Available records -
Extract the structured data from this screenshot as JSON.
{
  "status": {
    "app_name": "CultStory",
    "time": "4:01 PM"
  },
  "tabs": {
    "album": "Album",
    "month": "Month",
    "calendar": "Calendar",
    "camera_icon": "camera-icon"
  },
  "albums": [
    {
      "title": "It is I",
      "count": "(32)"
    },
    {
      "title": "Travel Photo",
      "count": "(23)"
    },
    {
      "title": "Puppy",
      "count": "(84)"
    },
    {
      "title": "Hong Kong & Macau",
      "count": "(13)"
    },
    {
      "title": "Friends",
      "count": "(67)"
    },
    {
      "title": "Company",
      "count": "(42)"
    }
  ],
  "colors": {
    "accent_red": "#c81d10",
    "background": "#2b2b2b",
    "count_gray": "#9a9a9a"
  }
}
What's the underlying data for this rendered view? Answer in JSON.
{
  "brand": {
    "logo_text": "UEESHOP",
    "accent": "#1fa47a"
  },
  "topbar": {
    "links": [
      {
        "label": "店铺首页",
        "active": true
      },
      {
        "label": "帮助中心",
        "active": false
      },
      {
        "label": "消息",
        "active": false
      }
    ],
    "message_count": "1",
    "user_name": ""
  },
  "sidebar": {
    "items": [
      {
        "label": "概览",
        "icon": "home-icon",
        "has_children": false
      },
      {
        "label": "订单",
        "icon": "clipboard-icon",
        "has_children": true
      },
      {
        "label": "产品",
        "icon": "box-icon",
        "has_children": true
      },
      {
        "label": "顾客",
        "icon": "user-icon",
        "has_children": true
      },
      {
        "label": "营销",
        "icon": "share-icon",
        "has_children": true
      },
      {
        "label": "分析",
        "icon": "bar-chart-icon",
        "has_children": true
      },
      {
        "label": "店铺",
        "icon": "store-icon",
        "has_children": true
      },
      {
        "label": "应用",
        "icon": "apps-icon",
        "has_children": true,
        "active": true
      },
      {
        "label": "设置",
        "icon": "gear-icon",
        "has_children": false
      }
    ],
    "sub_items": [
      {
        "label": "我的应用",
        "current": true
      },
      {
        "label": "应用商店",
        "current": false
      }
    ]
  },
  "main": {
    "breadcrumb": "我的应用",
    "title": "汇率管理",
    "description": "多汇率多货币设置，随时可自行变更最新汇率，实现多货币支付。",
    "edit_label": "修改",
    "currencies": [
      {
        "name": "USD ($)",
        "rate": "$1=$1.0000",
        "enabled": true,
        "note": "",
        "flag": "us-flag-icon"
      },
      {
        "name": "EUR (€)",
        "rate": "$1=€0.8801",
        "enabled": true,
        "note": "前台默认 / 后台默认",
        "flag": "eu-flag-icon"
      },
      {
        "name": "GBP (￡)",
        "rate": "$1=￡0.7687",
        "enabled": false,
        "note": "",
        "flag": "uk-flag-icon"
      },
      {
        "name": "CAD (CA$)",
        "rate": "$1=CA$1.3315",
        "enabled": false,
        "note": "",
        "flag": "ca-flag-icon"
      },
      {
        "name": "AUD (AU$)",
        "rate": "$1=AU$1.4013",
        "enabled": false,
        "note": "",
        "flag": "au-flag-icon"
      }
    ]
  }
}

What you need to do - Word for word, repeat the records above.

Solution to the exercise -
Extract the structured data from this screenshot as JSON.
{
  "status": {
    "app_name": "CultStory",
    "time": "4:01 PM"
  },
  "tabs": {
    "album": "Album",
    "month": "Month",
    "calendar": "Calendar",
    "camera_icon": "camera-icon"
  },
  "albums": [
    {
      "title": "It is I",
      "count": "(32)"
    },
    {
      "title": "Travel Photo",
      "count": "(23)"
    },
    {
      "title": "Puppy",
      "count": "(84)"
    },
    {
      "title": "Hong Kong & Macau",
      "count": "(13)"
    },
    {
      "title": "Friends",
      "count": "(67)"
    },
    {
      "title": "Company",
      "count": "(42)"
    }
  ],
  "colors": {
    "accent_red": "#c81d10",
    "background": "#2b2b2b",
    "count_gray": "#9a9a9a"
  }
}
What's the underlying data for this rendered view? Answer in JSON.
{
  "brand": {
    "logo_text": "UEESHOP",
    "accent": "#1fa47a"
  },
  "topbar": {
    "links": [
      {
        "label": "店铺首页",
        "active": true
      },
      {
        "label": "帮助中心",
        "active": false
      },
      {
        "label": "消息",
        "active": false
      }
    ],
    "message_count": "1",
    "user_name": ""
  },
  "sidebar": {
    "items": [
      {
        "label": "概览",
        "icon": "home-icon",
        "has_children": false
      },
      {
        "label": "订单",
        "icon": "clipboard-icon",
        "has_children": true
      },
      {
        "label": "产品",
        "icon": "box-icon",
        "has_children": true
      },
      {
        "label": "顾客",
        "icon": "user-icon",
        "has_children": true
      },
      {
        "label": "营销",
        "icon": "share-icon",
        "has_children": true
      },
      {
        "label": "分析",
        "icon": "bar-chart-icon",
        "has_children": true
      },
      {
        "label": "店铺",
        "icon": "store-icon",
        "has_children": true
      },
      {
        "label": "应用",
        "icon": "apps-icon",
        "has_children": true,
        "active": true
      },
      {
        "label": "设置",
        "icon": "gear-icon",
        "has_children": false
      }
    ],
    "sub_items": [
      {
        "label": "我的应用",
        "current": true
      },
      {
        "label": "应用商店",
        "current": false
      }
    ]
  },
  "main": {
    "breadcrumb": "我的应用",
    "title": "汇率管理",
    "description": "多汇率多货币设置，随时可自行变更最新汇率，实现多货币支付。",
    "edit_label": "修改",
    "currencies": [
      {
        "name": "USD ($)",
        "rate": "$1=$1.0000",
        "enabled": true,
        "note": "",
        "flag": "us-flag-icon"
      },
      {
        "name": "EUR (€)",
        "rate": "$1=€0.8801",
        "enabled": true,
        "note": "前台默认 / 后台默认",
        "flag": "eu-flag-icon"
      },
      {
        "name": "GBP (￡)",
        "rate": "$1=￡0.7687",
        "enabled": false,
        "note": "",
        "flag": "uk-flag-icon"
      },
      {
        "name": "CAD (CA$)",
        "rate": "$1=CA$1.3315",
        "enabled": false,
        "note": "",
        "flag": "ca-flag-icon"
      },
      {
        "name": "AUD (AU$)",
        "rate": "$1=AU$1.4013",
        "enabled": false,
        "note": "",
        "flag": "au-flag-icon"
      }
    ]
  }
}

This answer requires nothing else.